Besting the transfer is the uncompressed PCM 5.1 surround track included here, which is a true stunner. Really, modern action soundtracks don't get much better than this -- and it is meant to be played loud one, so turn this one up to get the most bang for your Blu-ray buck. (Note, however, that Sony has not included the DTS option that appeared on the standard DVD "Superbit" edition of 'S.W.A.T.' However, I found this PCM track to be superior.)
Just about every aspect of the sound design of 'S.W.A.T.' seems engineered to whup you on the back of the head. Hard. No, it's not subtle, but the complete 360-degree soundfield is almost constantly engaged. Imaging between channels is just about seamless, with highly effective (if far from subtle) deployment of sound effects, score and even some dialogue to the rears. Dynamic range is also impeccable, with even the non-stop gunfire and bombast of the action scenes never too harsh or abrasive. And the .1 LFE gets a total workout, delivering some great pumping bass. Dialogue, too, is nicely balanced in the mix, though a tad quiet for my taste (though I tend to like my dialogue on the louder side, so that is a personal bias). In any case, it is hard to imagine anyone being disappointed with a mix as strong as this one.
Though the standard DVD release of 'S.W.A.T.' came loaded with plenty of extras, Sony couldn't cobble much of them together for its Blu-ray release. Maybe when the studio finally gets those BD-50 dual-layer discs perfected, and/or switches over to the VC1 compression codec, that will change...
Oddly, the only goodies we get is a collection of eight Deleted Scenes, which were not the most interesting of the extras on the previous DVD. Aside from the alternate opening, the majority of the scenes are character-building bits, though nothing essentially. Unfortunately, there is no optional filmmaker commentary provided, so there is little perspective available to understand the scenes anyway.
The only other "extra" is the usual Sony Blu-ray preview trailer.

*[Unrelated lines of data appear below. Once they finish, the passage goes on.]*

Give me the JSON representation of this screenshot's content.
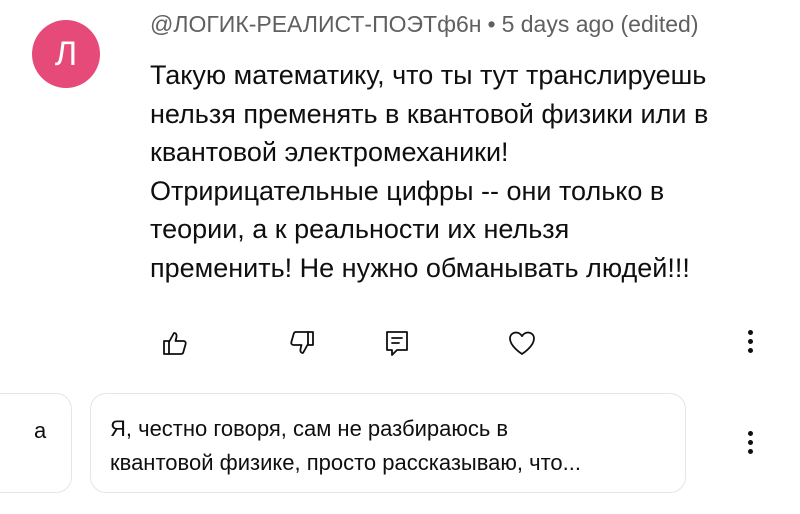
{
  "comment": {
    "avatar_letter": "Л",
    "avatar_color": "#e54a79",
    "author": "@ЛОГИК-РЕАЛИСТ-ПОЭТф6н",
    "separator": "•",
    "timestamp": "5 days ago (edited)",
    "lines": [
      "Такую математику, что ты тут транслируешь",
      "нельзя пременять в квантовой физики или в",
      "квантовой электромеханики!",
      "Отририцательные цифры -- они только в",
      "теории, а к реальности их нельзя",
      "пременить! Не нужно обманывать людей!!!"
    ]
  },
  "actions": {
    "icons": [
      "like-icon",
      "dislike-icon",
      "reply-icon",
      "heart-icon",
      "more-icon"
    ]
  },
  "replies": {
    "previous_fragment": "а",
    "reply_lines": [
      "Я, честно говоря, сам не разбираюсь в",
      "квантовой физике, просто рассказываю, что..."
    ]
  }
}
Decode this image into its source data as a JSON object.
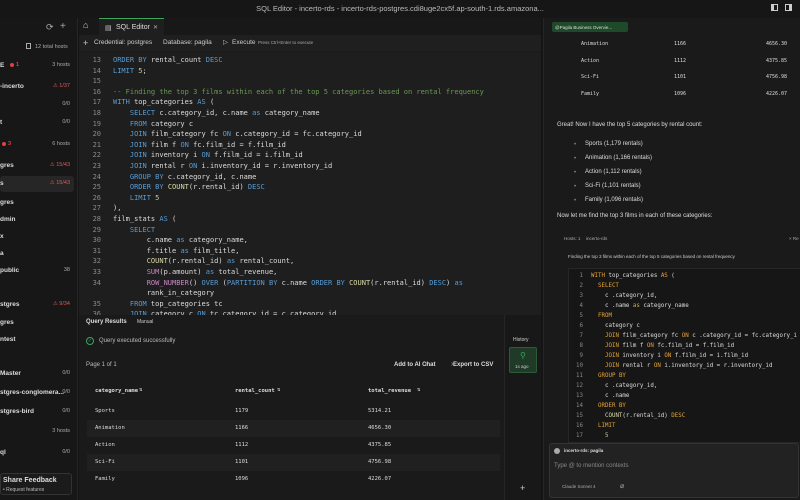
{
  "window_title": "SQL Editor - incerto-rds - incerto-rds-postgres.cdi8uge2cx5f.ap-south-1.rds.amazona...",
  "sidebar": {
    "total_hosts": "12 total hosts",
    "items": [
      {
        "label": "E",
        "dot": "1",
        "right": "3 hosts",
        "warn": false
      },
      {
        "label": "-incerto",
        "right": "1/37",
        "warn": true
      },
      {
        "label": "",
        "right": "0/0",
        "warn": false
      },
      {
        "label": "t",
        "right": "0/0",
        "warn": false
      },
      {
        "label": "",
        "dot": "3",
        "right": "6 hosts",
        "warn": false
      },
      {
        "label": "gres",
        "right": "15/43",
        "warn": true
      },
      {
        "label": "s",
        "right": "15/43",
        "warn": true,
        "selected": true
      },
      {
        "label": "gres",
        "right": ""
      },
      {
        "label": "dmin",
        "right": ""
      },
      {
        "label": "x",
        "right": ""
      },
      {
        "label": "a",
        "right": ""
      },
      {
        "label": "public",
        "right": "38"
      },
      {
        "label": "",
        "right": ""
      },
      {
        "label": "stgres",
        "right": "9/34",
        "warn": true
      },
      {
        "label": "gres",
        "right": ""
      },
      {
        "label": "ntest",
        "right": ""
      },
      {
        "label": "",
        "right": ""
      },
      {
        "label": "Master",
        "right": "0/0"
      },
      {
        "label": "stgres-conglomera...",
        "right": "0/0"
      },
      {
        "label": "stgres-bird",
        "right": "0/0"
      },
      {
        "label": "",
        "right": "3 hosts"
      },
      {
        "label": "ql",
        "right": "0/0"
      }
    ],
    "feedback_title": "Share Feedback",
    "feedback_sub": "• Request features"
  },
  "tabs": {
    "active": "SQL Editor"
  },
  "toolbar": {
    "credential": "Credential: postgres",
    "database": "Database: pagila",
    "execute": "Execute",
    "hint": "Press Ctrl+Enter to execute"
  },
  "code_lines": [
    {
      "n": "13",
      "t": "ORDER BY rental_count DESC"
    },
    {
      "n": "14",
      "t": "LIMIT 5;"
    },
    {
      "n": "15",
      "t": ""
    },
    {
      "n": "16",
      "t": "-- Finding the top 3 films within each of the top 5 categories based on rental frequency"
    },
    {
      "n": "17",
      "t": "WITH top_categories AS ("
    },
    {
      "n": "18",
      "t": "    SELECT c.category_id, c.name as category_name"
    },
    {
      "n": "19",
      "t": "    FROM category c"
    },
    {
      "n": "20",
      "t": "    JOIN film_category fc ON c.category_id = fc.category_id"
    },
    {
      "n": "21",
      "t": "    JOIN film f ON fc.film_id = f.film_id"
    },
    {
      "n": "22",
      "t": "    JOIN inventory i ON f.film_id = i.film_id"
    },
    {
      "n": "23",
      "t": "    JOIN rental r ON i.inventory_id = r.inventory_id"
    },
    {
      "n": "24",
      "t": "    GROUP BY c.category_id, c.name"
    },
    {
      "n": "25",
      "t": "    ORDER BY COUNT(r.rental_id) DESC"
    },
    {
      "n": "26",
      "t": "    LIMIT 5"
    },
    {
      "n": "27",
      "t": "),"
    },
    {
      "n": "28",
      "t": "film_stats AS ("
    },
    {
      "n": "29",
      "t": "    SELECT"
    },
    {
      "n": "30",
      "t": "        c.name as category_name,"
    },
    {
      "n": "31",
      "t": "        f.title as film_title,"
    },
    {
      "n": "32",
      "t": "        COUNT(r.rental_id) as rental_count,"
    },
    {
      "n": "33",
      "t": "        SUM(p.amount) as total_revenue,"
    },
    {
      "n": "34",
      "t": "        ROW_NUMBER() OVER (PARTITION BY c.name ORDER BY COUNT(r.rental_id) DESC) as"
    },
    {
      "n": "",
      "t": "        rank_in_category"
    },
    {
      "n": "35",
      "t": "    FROM top_categories tc"
    },
    {
      "n": "36",
      "t": "    JOIN category c ON tc.category_id = c.category_id"
    }
  ],
  "results": {
    "tab": "Query Results",
    "mode": "Manual",
    "status": "Query executed successfully",
    "page": "Page 1 of 1",
    "add_ai": "Add to AI Chat",
    "export": "Export to CSV",
    "columns": [
      "category_name",
      "rental_count",
      "total_revenue"
    ],
    "rows": [
      [
        "Sports",
        "1179",
        "5314.21"
      ],
      [
        "Animation",
        "1166",
        "4656.30"
      ],
      [
        "Action",
        "1112",
        "4375.85"
      ],
      [
        "Sci-Fi",
        "1101",
        "4756.98"
      ],
      [
        "Family",
        "1096",
        "4226.07"
      ]
    ]
  },
  "history": {
    "label": "History",
    "time": "1s ago"
  },
  "chat": {
    "context_chip": "@Pagila Business Overvie...",
    "top_rows": [
      [
        "Animation",
        "1166",
        "4656.30"
      ],
      [
        "Action",
        "1112",
        "4375.85"
      ],
      [
        "Sci-Fi",
        "1101",
        "4756.98"
      ],
      [
        "Family",
        "1096",
        "4226.07"
      ]
    ],
    "msg1": "Great! Now I have the top 5 categories by rental count:",
    "bullets": [
      "Sports (1,179 rentals)",
      "Animation (1,166 rentals)",
      "Action (1,112 rentals)",
      "Sci-Fi (1,101 rentals)",
      "Family (1,096 rentals)"
    ],
    "msg2": "Now let me find the top 3 films in each of these categories:",
    "hosts": "Hosts: 1",
    "host_sel": "incerto-rds",
    "right_btn": "× Re",
    "query_title": "Finding the top 3 films within each of the top 5 categories based on rental frequency",
    "code": [
      {
        "n": "1",
        "t": "WITH top_categories AS ("
      },
      {
        "n": "2",
        "t": "  SELECT"
      },
      {
        "n": "3",
        "t": "    c .category_id,"
      },
      {
        "n": "4",
        "t": "    c .name as category_name"
      },
      {
        "n": "5",
        "t": "  FROM"
      },
      {
        "n": "6",
        "t": "    category c"
      },
      {
        "n": "7",
        "t": "    JOIN film_category fc ON c .category_id = fc.category_i"
      },
      {
        "n": "8",
        "t": "    JOIN film f ON fc.film_id = f.film_id"
      },
      {
        "n": "9",
        "t": "    JOIN inventory i ON f.film_id = i.film_id"
      },
      {
        "n": "10",
        "t": "    JOIN rental r ON i.inventory_id = r.inventory_id"
      },
      {
        "n": "11",
        "t": "  GROUP BY"
      },
      {
        "n": "12",
        "t": "    c .category_id,"
      },
      {
        "n": "13",
        "t": "    c .name"
      },
      {
        "n": "14",
        "t": "  ORDER BY"
      },
      {
        "n": "15",
        "t": "    COUNT(r.rental_id) DESC"
      },
      {
        "n": "16",
        "t": "  LIMIT"
      },
      {
        "n": "17",
        "t": "    5"
      }
    ],
    "input_context": "incerto-rds: pagila",
    "input_placeholder": "Type @ to mention contexts",
    "model": "Claude Sonnet 4"
  }
}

'S.W.A.T.' is a big, dumb, loud action movie. It was a big hit at the box office, however, so if you've already gotten this far into this review, you probably don't care what I have to say anyway. But as a Blu-ray release, this one is no great shakes. The transfer is indeed mighty fine, sure, and the soundtrack even better, but extras are slim and the disc is quite pricey considering what you get. Chalk this up as another early Blu-ray title that is not yet indicative of what the format is truly capable of.